Presentation Time: 3:45 AM


TEAGUE, Kathryn E.1, RADEMACHER, Laura K.1, LANG, JM2 and FAUL, Kristina L.3, (1)Department of Earth and Environmental Sciences, University of the Pacific, 3601 Pacific Avenue, Stockton, CA 95211, (2)Genome Center, University of California Davis, 1 Shields Avenue, Davis, CA 95616, (3)Environmental Sciences Program/Department of Chemistry, Mills College, 5000 MacArthur Blvd, Oakland, CA 94613,

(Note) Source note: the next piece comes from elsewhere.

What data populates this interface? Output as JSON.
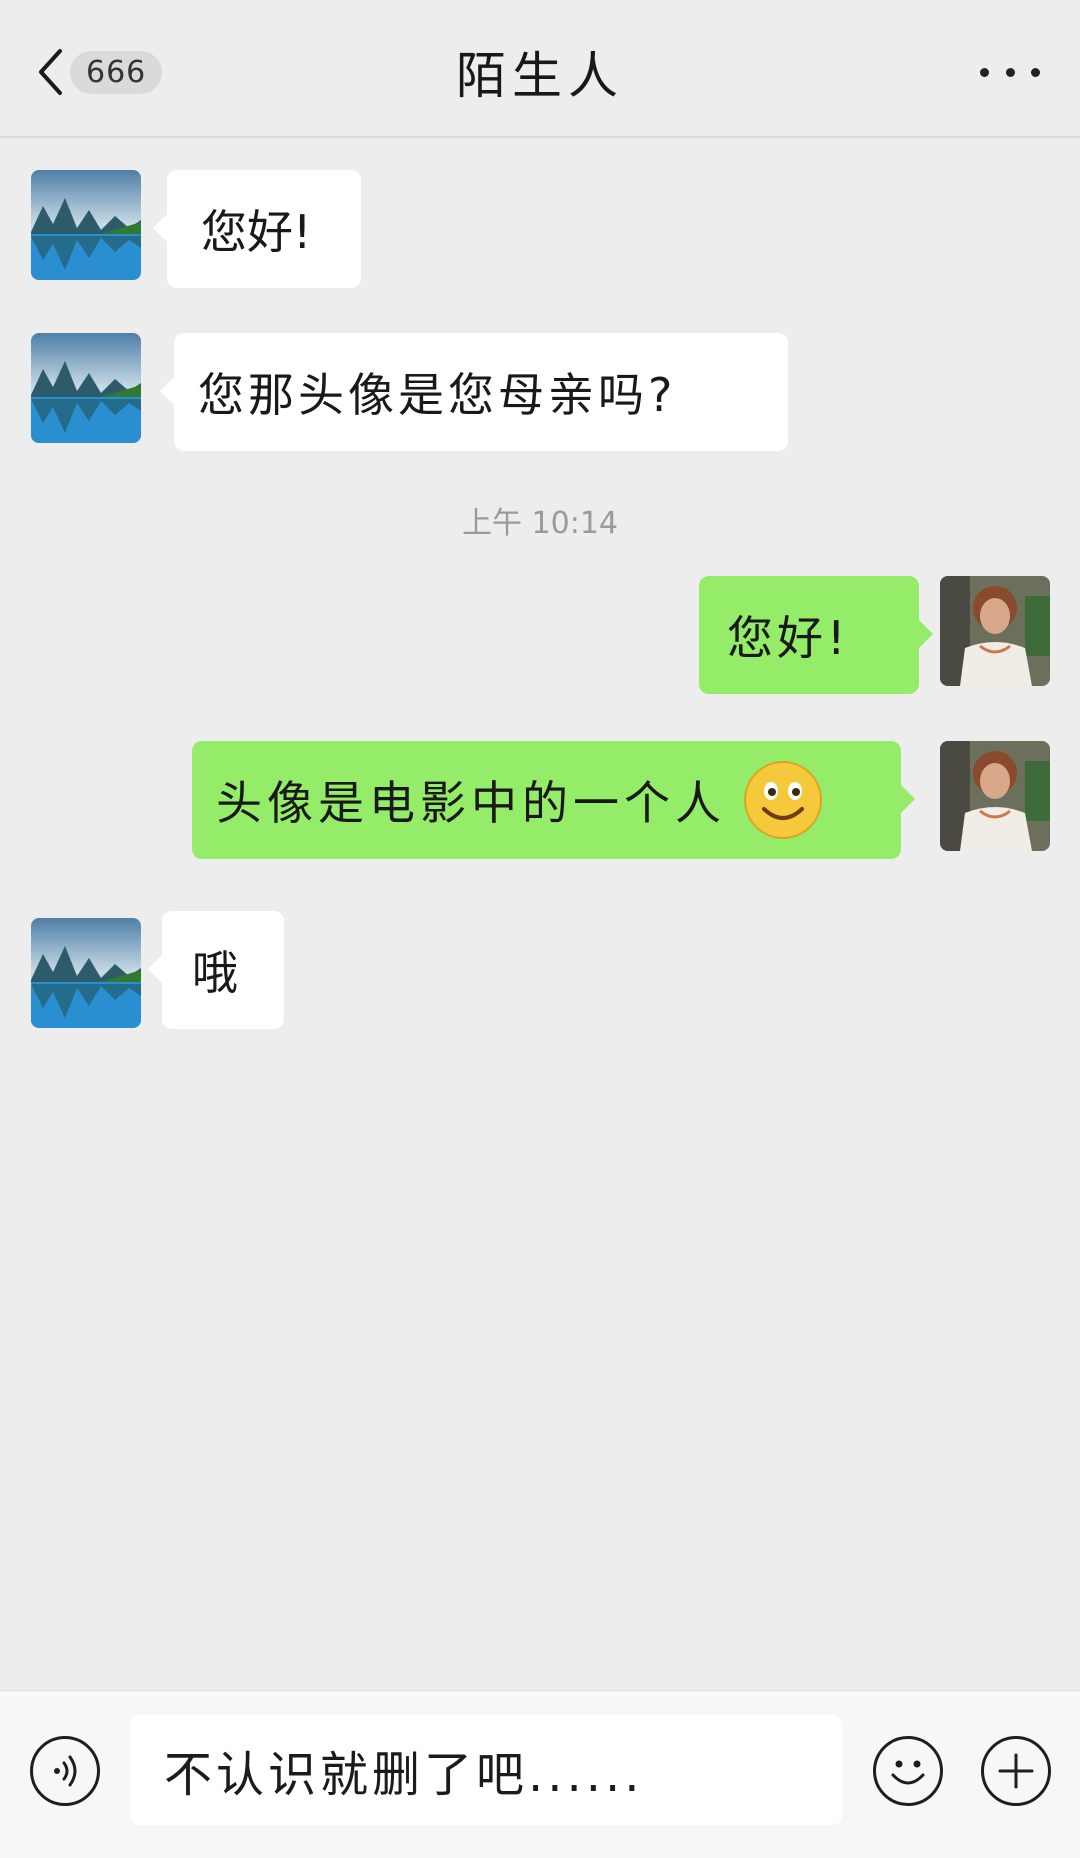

Urban watershed-reservoir systems in the eastern San Francisco Bay area were investigated to determine the relationship between microbial communities and metal pollutant mobility. Results indicate that microbes and redox conditions play an important role in metal solubility. Three sites were selected for this research: 1) Lake Aliso/Lion Creek, a watershed impacted by an abandoned sulfur mine; 2) San Lorenzo Creek Reservoir/San Lorenzo Creek, located adjacent to a major freeway in an urban area; and 3) Lake Anza/Wildcat Creek, a low human impact watershed. Corresponding water and surface sediment samples were collected from each reservoir and from the primary tributaries that discharge into each of these reservoirs during summer 2013. DNA was extracted from each water and sediment sample then the 16S rRNA gene was amplified by polymerase chain reactions (PCR) and sequenced to determine the microbial community composition. Samples were also analyzed for metal concentration using inductively coupled plasma mass spectrometry (ICP-MS) and for field parameters including dissolved oxygen, pH, conductivity, and temperature using a YSI multiprobe. Total Iron (Fe) concentrations in Lake Aliso waters increase between the lake inlet and outlet. This increase suggests that Fe is mobilized within the lake and will be transported downstream through the lake outlet. Conversely, total Fe concentration in waters collected from San Lorenzo Creek Reservoir and Lake Anza decreased between the inlets and outlets. The downstream decrease in Fe in these two lakes suggests that the sediments retained Fe. All three reservoirs exhibit a decrease in Nickel (Ni) concentrations between the inlets and outlets, however, the patterns of other trace metals are less consistent. Results presented from this project will include how microbial populations are related to metal mobility. Conclusions from this study may be useful in the mitigation of redox sensitive pollutants in watersheds with small reservoirs.